» Work required
Images stay out. Everything else in the records is repeated exactly.

────────────────────

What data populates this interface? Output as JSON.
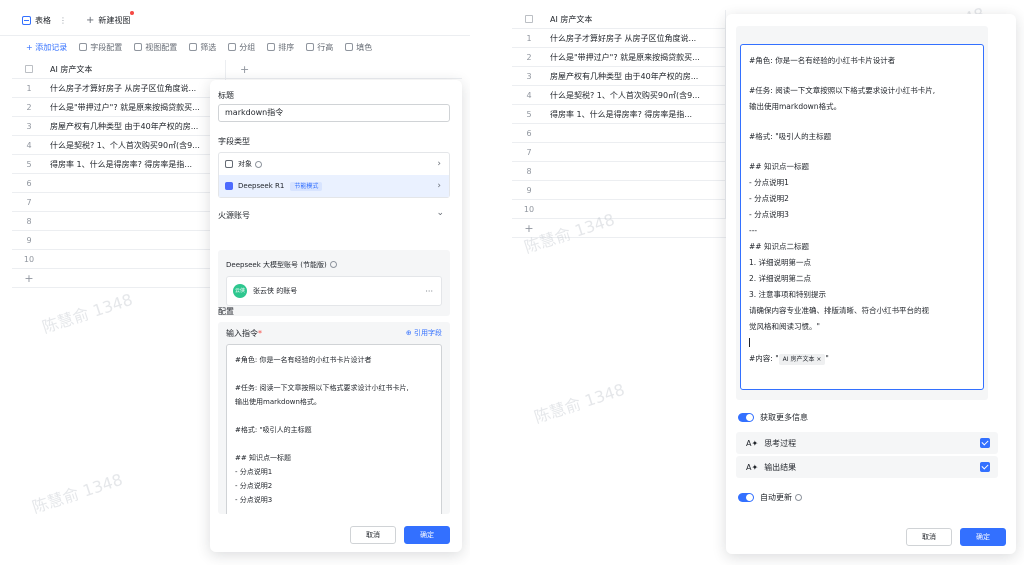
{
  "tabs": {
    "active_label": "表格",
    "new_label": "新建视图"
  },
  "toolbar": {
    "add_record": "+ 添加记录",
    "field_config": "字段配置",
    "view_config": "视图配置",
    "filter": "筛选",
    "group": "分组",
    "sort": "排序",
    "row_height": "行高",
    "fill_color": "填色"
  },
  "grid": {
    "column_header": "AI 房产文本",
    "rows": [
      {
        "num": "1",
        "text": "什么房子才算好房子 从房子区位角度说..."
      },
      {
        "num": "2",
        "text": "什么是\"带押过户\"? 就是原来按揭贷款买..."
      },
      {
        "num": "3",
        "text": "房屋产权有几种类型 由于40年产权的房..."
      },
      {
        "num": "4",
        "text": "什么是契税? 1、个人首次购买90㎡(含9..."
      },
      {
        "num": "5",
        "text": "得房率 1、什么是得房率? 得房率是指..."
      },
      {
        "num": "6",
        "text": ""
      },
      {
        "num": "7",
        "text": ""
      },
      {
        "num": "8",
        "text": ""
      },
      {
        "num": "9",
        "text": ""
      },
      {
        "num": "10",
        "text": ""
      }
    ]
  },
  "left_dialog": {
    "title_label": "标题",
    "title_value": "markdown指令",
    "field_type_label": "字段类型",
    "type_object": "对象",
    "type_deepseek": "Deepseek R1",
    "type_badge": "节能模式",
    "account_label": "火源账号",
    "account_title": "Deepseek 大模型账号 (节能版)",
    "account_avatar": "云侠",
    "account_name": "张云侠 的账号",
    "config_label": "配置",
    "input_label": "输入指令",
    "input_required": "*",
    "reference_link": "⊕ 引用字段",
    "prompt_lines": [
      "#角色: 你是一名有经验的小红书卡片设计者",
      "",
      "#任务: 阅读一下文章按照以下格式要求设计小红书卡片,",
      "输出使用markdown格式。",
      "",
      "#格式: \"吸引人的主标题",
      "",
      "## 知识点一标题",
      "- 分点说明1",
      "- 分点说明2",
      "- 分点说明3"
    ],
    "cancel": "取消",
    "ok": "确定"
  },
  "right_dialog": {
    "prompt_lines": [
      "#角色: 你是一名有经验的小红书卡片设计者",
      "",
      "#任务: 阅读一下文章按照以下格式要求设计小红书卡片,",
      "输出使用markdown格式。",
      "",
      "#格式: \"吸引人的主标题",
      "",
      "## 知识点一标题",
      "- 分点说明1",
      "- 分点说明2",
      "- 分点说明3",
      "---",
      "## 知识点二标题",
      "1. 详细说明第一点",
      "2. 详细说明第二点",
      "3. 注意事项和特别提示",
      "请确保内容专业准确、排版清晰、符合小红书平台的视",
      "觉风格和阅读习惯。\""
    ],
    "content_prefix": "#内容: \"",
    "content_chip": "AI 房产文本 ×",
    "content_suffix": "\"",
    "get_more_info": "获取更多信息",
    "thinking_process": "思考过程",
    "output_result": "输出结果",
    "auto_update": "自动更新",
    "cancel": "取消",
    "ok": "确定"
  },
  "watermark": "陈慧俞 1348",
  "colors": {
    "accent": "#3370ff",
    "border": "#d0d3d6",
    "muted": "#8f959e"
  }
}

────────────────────

» Solution to this problem
What data populates this interface? Output as JSON.
{
  "tabs": {
    "active_label": "表格",
    "new_label": "新建视图"
  },
  "toolbar": {
    "add_record": "+ 添加记录",
    "field_config": "字段配置",
    "view_config": "视图配置",
    "filter": "筛选",
    "group": "分组",
    "sort": "排序",
    "row_height": "行高",
    "fill_color": "填色"
  },
  "grid": {
    "column_header": "AI 房产文本",
    "rows": [
      {
        "num": "1",
        "text": "什么房子才算好房子 从房子区位角度说..."
      },
      {
        "num": "2",
        "text": "什么是\"带押过户\"? 就是原来按揭贷款买..."
      },
      {
        "num": "3",
        "text": "房屋产权有几种类型 由于40年产权的房..."
      },
      {
        "num": "4",
        "text": "什么是契税? 1、个人首次购买90㎡(含9..."
      },
      {
        "num": "5",
        "text": "得房率 1、什么是得房率? 得房率是指..."
      },
      {
        "num": "6",
        "text": ""
      },
      {
        "num": "7",
        "text": ""
      },
      {
        "num": "8",
        "text": ""
      },
      {
        "num": "9",
        "text": ""
      },
      {
        "num": "10",
        "text": ""
      }
    ]
  },
  "left_dialog": {
    "title_label": "标题",
    "title_value": "markdown指令",
    "field_type_label": "字段类型",
    "type_object": "对象",
    "type_deepseek": "Deepseek R1",
    "type_badge": "节能模式",
    "account_label": "火源账号",
    "account_title": "Deepseek 大模型账号 (节能版)",
    "account_avatar": "云侠",
    "account_name": "张云侠 的账号",
    "config_label": "配置",
    "input_label": "输入指令",
    "input_required": "*",
    "reference_link": "⊕ 引用字段",
    "prompt_lines": [
      "#角色: 你是一名有经验的小红书卡片设计者",
      "",
      "#任务: 阅读一下文章按照以下格式要求设计小红书卡片,",
      "输出使用markdown格式。",
      "",
      "#格式: \"吸引人的主标题",
      "",
      "## 知识点一标题",
      "- 分点说明1",
      "- 分点说明2",
      "- 分点说明3"
    ],
    "cancel": "取消",
    "ok": "确定"
  },
  "right_dialog": {
    "prompt_lines": [
      "#角色: 你是一名有经验的小红书卡片设计者",
      "",
      "#任务: 阅读一下文章按照以下格式要求设计小红书卡片,",
      "输出使用markdown格式。",
      "",
      "#格式: \"吸引人的主标题",
      "",
      "## 知识点一标题",
      "- 分点说明1",
      "- 分点说明2",
      "- 分点说明3",
      "---",
      "## 知识点二标题",
      "1. 详细说明第一点",
      "2. 详细说明第二点",
      "3. 注意事项和特别提示",
      "请确保内容专业准确、排版清晰、符合小红书平台的视",
      "觉风格和阅读习惯。\""
    ],
    "content_prefix": "#内容: \"",
    "content_chip": "AI 房产文本 ×",
    "content_suffix": "\"",
    "get_more_info": "获取更多信息",
    "thinking_process": "思考过程",
    "output_result": "输出结果",
    "auto_update": "自动更新",
    "cancel": "取消",
    "ok": "确定"
  },
  "watermark": "陈慧俞 1348",
  "colors": {
    "accent": "#3370ff",
    "border": "#d0d3d6",
    "muted": "#8f959e"
  }
}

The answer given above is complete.